2. Separation of Powers Doctrine (Claim Five)

Petitioner's fifth and final claim is that the Board has violated the separation of powers doctrine by failing to comply with section 3041 of the California Penal Code, thus "usurp[ing] the legislative function and appropriat[ing] to itself absolute power over lifer inmates." (Pet. at 39.) It is unclear, however, whether Petitioner is claiming that the Board has violated the separation of powers doctrine under the federal or state constitution. Regardless, Petitioner's claim must fail. A claim that the Board violated the federal constitution is not cognizable because the federal doctrine of separation of powers does not extend to the states under the Fourteenth Amendment. See Hughes v. Superior Court, 339 U.S. 460, 467 (1950) ("[T]he Fourteenth Amendment leaves the States free to distribute the powers of government as they will between their

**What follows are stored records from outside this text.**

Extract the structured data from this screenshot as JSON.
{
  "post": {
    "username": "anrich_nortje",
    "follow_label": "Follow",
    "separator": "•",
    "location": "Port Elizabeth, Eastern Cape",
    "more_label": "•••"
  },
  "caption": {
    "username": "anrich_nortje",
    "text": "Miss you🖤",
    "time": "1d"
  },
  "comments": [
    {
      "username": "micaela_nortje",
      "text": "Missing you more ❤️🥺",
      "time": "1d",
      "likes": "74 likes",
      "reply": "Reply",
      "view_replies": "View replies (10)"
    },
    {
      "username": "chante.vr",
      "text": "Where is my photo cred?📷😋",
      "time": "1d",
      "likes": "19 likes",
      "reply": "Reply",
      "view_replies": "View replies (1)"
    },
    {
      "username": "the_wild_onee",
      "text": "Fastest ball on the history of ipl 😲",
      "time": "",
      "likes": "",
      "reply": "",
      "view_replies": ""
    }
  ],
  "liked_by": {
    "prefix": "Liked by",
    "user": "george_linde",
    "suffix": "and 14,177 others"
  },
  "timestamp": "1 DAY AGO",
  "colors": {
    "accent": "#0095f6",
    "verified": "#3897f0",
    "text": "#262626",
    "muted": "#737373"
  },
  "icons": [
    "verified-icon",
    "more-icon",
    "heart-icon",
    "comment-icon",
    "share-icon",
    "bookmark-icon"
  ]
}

legislative and judicial branches."). Thus, Petitioner cannot claim that the federal separation of powers doctrine applies to the Board's actions as the Board is a state agency. A claim that the Board violated the separation of powers doctrine contained in the California state constitution does not give rise to a claim for federal habeas corpus relief. See Middleton v Cupp, 768 F.2d 1083, 1085 (9th Cir. 1985). Petitioner is thus not entitled to federal habeas corpus relief on this claim.


IT IS RECOMMENDED that Petitioner's petition for writ of habeas corpus be denied. These findings and recommendations are submitted to the United States District Judge assigned to the case, pursuant to the provisions of 28 U.S.C. § 636(b)(1). Within twenty-one days after being served with these findings and recommendations, any party may file written objections with the court and serve a copy on all parties. Such a document should be captioned "Objections to Magistrate Judge's Findings and Recommendations." Any reply to the objections shall be served and filed within seven days after service of the objections. Failure to file objections within the specified time may waive the right to appeal the District Court's order. Turner v. Duncan, 158 F.3d 449, 455 (9th Cir. 1998); Martinez v. Ylst, 951 F.2d 1153 (9th Cir. 1991). In any objections he elects to file petitioner may address whether a certificate of appealability should issue in the event he elects to file an appeal from the judgment in this case. See Rule 11, Federal Rules Governing Section 2254 Cases (the district court must issue or deny a certificate of appealability when it enters a final order adverse to the applicant).

Buy This Entire Record For $7.95

Official citation and/or docket number and footnotes (if any) for this case available with purchase.

Learn more about what you receive with purchase of this case.